Other programs for fathers focused on how to be emotionally and mentally present for the child which included interactive play, age-appropriate conversations and more. All of these helped to facilitate a healthy bonding experience, which again, helps the child to know how to conduct themselves amongst others in their world.
Fathers Help to Prevent Mental Disorders
Emotional regulation is another thing we learn from our parents. The importance of the appropriate, level-headed presence of the father helps create a strong mental health barrier by most likely preventing issues such as child internalizing problems. According to research here, child internalizing disorders are when the child internalizes negative emotions such as lack of self-worth, low self-esteem, anxiety, depression, etc. Often the cause can be a variety of stressful factors, such as environment and the type of interaction (or lack of) with parents or caregivers. Children whose fathers speak with them regularly and get to know their child inside and out are better able to regulate their emotions, according to this article here, than those who do not.
When it comes to child externalizing disorders (aggression, temper tantrums, etc.), the father being present in parenting intervention programs, in which there was such as need, as in this study here, helped the children significantly improve their behavior and emotional health.
The main issue that I have observed with dad participation in these programs is, let’s face it, the reality is not too many fathers are comfortable with someone outside their home/family guiding them on how to handle their own children and run their household. So, of course, less than 25% of the parents who participated in this study were fathers. However, the few that did show up had a great, positive impact on their children’s lives which have lasted at least 20 years into their child’s life compared to others who didn’t have their fathers around.

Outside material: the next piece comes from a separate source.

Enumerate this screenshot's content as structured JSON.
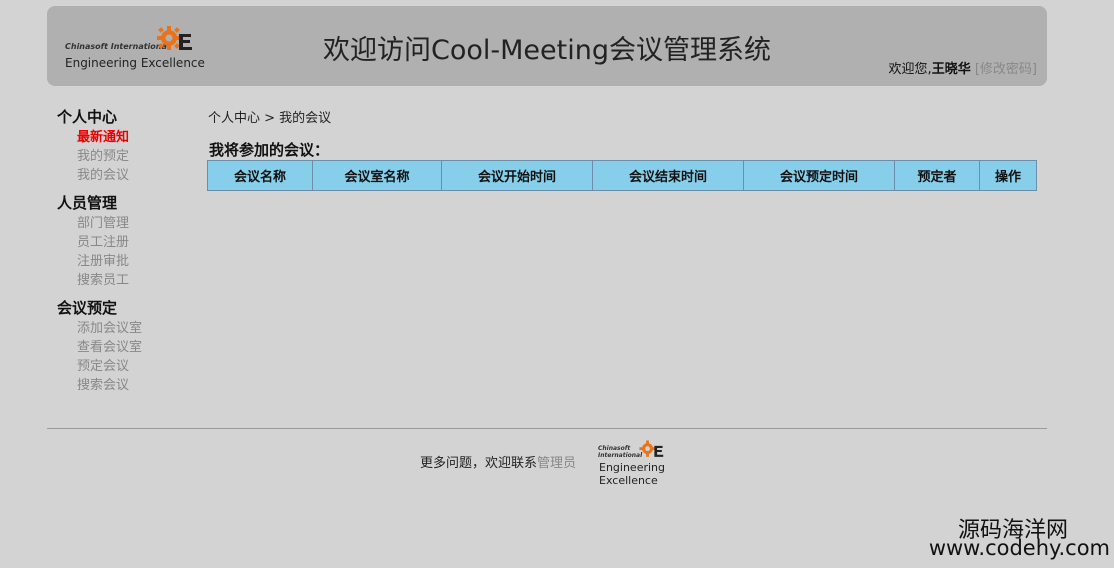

Fathers Help Provide Emotional Clarity
When it comes to looking at life’s problems and the emotions that come with it, most children felt that their father helped to clarify the situations and come up with solutions to things they may be going through, according to this study here. Being able to address and fix issues creates a strong barrier against anxiety and spiraling into depression. This helped daughters and sons have a stronger mental health fortitude in dealing with daily stresses of life.
Fathers Help with Relationship Foundations
Fathers who get along well with others by displaying healthy conflict resolution skills can help both sons and daughters display that in their own interpersonal relationships. Whether it’s how they interact with the children’s mother or other family and friends, children usually look to their parents for guidance as their first teachers. Seeing this healthy dynamic on the father’s end can model how the child does the same in their own relationships. This is equally beneficial as the child grows older into adulthood.
It is no secret that, fathers may have different parenting styles that stem from cultural, and familial upbringing that they themselves had. However, through various studies there have seemed to be a commonality on certain things that seem to work in the favor of an overall healthier child. Dads who do their part in healthy conflict resolution help children to see how to do the same. Fathers who seem to have a healthy way of applying solutions to problems help their children to clarify and regulate their emotions. These are crucial foundations in helping children to be better equipped to deal with life’s challenges that may come about.
Certain programs and therapy/counseling (such as marriage and family) are available for parents who may be dealing with extreme child behavioral cases (You can find out where to get this help here). It is important to keep in mind that these positive effects of fatherhood on children would go for those fathers who, they themselves, have a strong mental and emotional health foundation as well.